In this Palestinian comedy-thriller, Sami Metwasi plays Mousa, a petty thief looking to leave his home behind. There’s a chance to sneak out through Israel to Italy, but our hero will need $5,000 cash. He steals a Volkswagen, expecting a big payoff, but there’s an awful surprise in the trunk, and poor Mousa winds up caught between Palestinian militants and Israeli intelligence in a deadly dilemma.
Three tales about three women called Lucía. One takes place during the
independence war against Spain, the second during the Machado dictatorship, and the third one is after Castro’s revolution. Considered among Cuban critics as one of the great achievements of Cuban cinema.
These three tales about three Lucías set in three separate periods that were essential to the formation, consolidation and splendour of Cuban national conscience—1895, 1932 and the early years of the Revolution reflect the parallel maturing process of Cuban women.
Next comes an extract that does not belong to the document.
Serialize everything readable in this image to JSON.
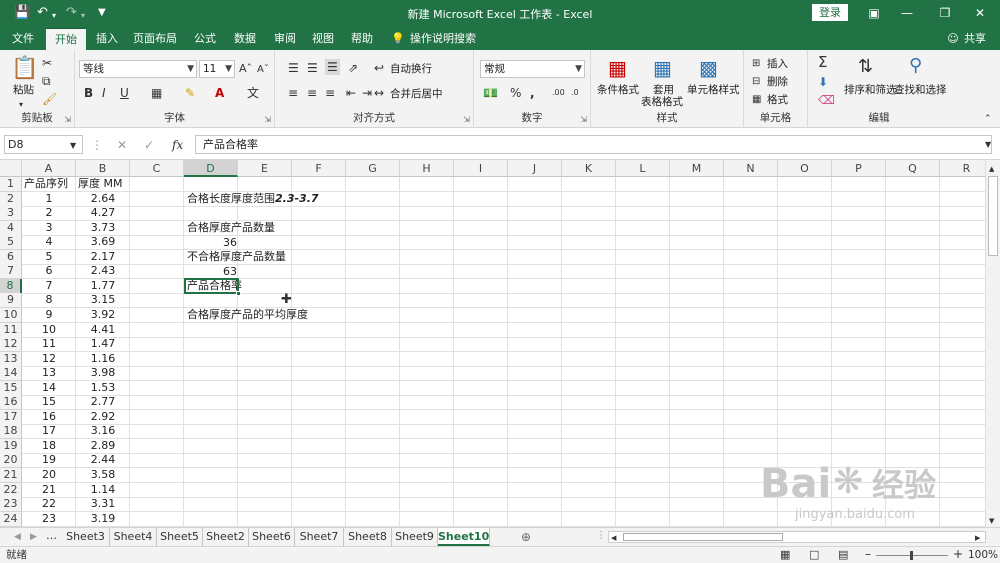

A middle-class intellectual who stayed in Cuba after the
Revolution in 1959 faces a new world he does not seem to grasp. Selected among the best 2000 films of all times by the International Federation of Film-Clubs. Based on Edmundo Desnoes’s award-winning novel. "This audacious, sensual portrait of an alienated intellectual in the early days of Castro’s Cuba, released in 1968, is one of the great movies of its era." Michael Sragow, New Yorker
The great Margherita Buy stars as a film director trying to deal with simultaneous crises — one on the movie set and one involving her mother’s health — in Italian master Nanni Moretti’s smart and funny humanist take on the ties that bind. "Warm, witty and seductive - tremendously smart and enjoyable. Moretti’s best film in years." (The Guardian)
De Palma’s only modern day blockbuster is an infectiously enjoyable series of conceits and deceits, feints, masks and trompe l’oeils, designed to undermine the hard and fast polarities that propped up the Cold War. To be sure it’s De Palma-lite, but light years ahead of the other films in this franchise.
In this elegant, witty courtroom drama, the outcome of the trial gradually slips into the background as Christian Vincent instead focuses on the courtship between the presiding judge (Fabrice Luchini, from Gemma Bovery and Cycling with Moliere) and one of the reserve jurists (Sidse Babett Knudsen from The Duke of Burgundy and TV’s Borgen). Witty, subtle and ultimately poignant, this is like an especially polished episode of The Good Wife, augmented with a certain savoir faire.
Movies for Mommies screenings are modified for the enjoyment of moms and their infants. Screenings take place in low light with lower volume levels.
Wild, sensual and utterly transporting, Brazilian writer-director Gabriel Mascaro’s second fiction feature unfolds within the world of the vaquejada, a traditional exhibition sport in which cowboys try to pull bulls to the ground by their tails. Neon Bull explores the vaquejada through the eyes of Iremar, a handsome cowboy who works the events. While he’s not afraid to get his hands dirty, Iremar’s real dream is to design exotic outfits for dancers.